--- Listed entries ---

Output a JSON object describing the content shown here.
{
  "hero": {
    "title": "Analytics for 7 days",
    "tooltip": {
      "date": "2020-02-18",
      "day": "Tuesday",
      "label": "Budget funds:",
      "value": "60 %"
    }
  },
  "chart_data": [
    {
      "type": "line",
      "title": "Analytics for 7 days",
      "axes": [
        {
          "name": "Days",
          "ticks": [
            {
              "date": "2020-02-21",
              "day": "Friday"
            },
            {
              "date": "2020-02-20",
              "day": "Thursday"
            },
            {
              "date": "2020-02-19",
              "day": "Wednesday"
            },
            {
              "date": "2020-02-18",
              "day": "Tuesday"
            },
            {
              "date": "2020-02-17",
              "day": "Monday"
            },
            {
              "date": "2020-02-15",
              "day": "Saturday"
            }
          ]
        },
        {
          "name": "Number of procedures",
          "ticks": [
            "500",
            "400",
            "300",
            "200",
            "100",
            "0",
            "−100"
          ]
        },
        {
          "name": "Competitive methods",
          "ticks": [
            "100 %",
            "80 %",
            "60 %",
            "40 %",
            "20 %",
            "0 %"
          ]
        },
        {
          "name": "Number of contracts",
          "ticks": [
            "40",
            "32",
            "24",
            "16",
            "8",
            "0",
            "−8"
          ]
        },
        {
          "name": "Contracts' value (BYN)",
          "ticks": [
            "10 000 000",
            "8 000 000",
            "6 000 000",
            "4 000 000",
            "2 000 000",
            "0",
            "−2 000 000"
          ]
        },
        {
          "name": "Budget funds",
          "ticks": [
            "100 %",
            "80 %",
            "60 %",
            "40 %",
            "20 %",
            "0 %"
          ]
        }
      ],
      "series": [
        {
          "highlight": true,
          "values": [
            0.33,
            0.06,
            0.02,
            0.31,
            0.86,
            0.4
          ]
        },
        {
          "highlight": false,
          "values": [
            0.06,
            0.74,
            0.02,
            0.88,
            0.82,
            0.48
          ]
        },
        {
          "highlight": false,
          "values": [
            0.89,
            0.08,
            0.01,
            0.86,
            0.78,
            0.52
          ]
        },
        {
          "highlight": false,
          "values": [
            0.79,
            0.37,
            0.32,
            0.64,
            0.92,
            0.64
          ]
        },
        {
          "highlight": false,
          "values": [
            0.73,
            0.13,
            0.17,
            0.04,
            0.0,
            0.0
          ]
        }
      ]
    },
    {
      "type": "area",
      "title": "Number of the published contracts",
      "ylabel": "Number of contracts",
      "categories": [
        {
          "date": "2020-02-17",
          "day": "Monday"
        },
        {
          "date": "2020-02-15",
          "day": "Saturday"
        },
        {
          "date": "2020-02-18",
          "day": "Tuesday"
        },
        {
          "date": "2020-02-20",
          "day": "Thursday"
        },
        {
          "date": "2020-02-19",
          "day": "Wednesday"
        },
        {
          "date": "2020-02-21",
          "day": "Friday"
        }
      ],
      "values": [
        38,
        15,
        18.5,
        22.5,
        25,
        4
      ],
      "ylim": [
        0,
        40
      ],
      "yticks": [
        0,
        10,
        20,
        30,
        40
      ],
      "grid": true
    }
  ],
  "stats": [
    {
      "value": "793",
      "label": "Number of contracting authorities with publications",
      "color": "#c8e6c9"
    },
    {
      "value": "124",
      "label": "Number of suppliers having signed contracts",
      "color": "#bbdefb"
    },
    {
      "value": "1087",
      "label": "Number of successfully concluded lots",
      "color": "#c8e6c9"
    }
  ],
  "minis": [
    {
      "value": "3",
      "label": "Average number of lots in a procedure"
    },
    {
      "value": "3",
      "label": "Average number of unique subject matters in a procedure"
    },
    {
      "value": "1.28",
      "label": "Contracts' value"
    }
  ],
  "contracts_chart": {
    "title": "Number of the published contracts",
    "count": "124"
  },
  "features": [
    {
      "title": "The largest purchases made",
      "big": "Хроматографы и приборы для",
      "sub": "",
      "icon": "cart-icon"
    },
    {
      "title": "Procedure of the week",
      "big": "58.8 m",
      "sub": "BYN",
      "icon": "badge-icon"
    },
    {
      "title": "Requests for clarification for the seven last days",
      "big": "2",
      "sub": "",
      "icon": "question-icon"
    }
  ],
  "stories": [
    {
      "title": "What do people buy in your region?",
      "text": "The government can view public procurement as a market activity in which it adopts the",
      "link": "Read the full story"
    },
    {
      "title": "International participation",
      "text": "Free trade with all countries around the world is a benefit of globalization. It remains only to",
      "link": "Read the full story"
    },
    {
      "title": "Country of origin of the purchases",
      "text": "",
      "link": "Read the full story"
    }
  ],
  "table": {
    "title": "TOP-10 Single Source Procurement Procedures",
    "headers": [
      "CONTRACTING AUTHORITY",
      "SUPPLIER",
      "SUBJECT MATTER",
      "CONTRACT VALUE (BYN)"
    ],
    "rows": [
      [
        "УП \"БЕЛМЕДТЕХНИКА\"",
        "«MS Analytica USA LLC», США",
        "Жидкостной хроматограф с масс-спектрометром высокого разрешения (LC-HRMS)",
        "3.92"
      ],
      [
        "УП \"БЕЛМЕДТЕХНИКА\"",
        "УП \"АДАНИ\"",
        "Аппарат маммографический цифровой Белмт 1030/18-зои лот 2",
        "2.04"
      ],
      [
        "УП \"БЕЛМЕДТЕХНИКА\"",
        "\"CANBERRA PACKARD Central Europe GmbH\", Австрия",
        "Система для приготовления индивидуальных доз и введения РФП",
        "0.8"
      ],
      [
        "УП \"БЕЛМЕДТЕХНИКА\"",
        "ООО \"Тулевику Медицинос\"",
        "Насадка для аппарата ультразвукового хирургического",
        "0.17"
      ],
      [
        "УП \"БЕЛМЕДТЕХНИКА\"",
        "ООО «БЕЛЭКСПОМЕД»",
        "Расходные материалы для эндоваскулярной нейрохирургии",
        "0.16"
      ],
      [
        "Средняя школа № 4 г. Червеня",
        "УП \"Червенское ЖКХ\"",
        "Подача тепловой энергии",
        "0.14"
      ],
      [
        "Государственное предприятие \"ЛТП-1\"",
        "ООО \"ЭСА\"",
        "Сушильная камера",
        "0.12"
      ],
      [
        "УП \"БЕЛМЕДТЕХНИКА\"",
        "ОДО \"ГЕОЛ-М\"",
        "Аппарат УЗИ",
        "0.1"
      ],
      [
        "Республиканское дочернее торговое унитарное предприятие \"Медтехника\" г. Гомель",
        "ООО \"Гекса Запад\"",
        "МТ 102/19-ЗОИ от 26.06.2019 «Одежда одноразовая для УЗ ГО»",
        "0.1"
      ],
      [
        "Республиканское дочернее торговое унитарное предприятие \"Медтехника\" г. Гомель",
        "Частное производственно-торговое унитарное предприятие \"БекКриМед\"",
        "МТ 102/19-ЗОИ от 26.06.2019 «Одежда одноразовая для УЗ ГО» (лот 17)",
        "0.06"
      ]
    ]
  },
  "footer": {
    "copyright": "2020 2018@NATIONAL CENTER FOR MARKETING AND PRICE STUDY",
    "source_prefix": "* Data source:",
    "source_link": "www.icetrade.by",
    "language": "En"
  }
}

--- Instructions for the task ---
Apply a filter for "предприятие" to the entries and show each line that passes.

--- Output of the exercise ---
        "Государственное предприятие \"ЛТП-1\"",
        "Республиканское дочернее торговое унитарное предприятие \"Медтехника\" г. Гомель",
        "Республиканское дочернее торговое унитарное предприятие \"Медтехника\" г. Гомель",
        "Частное производственно-торговое унитарное предприятие \"БекКриМед\"",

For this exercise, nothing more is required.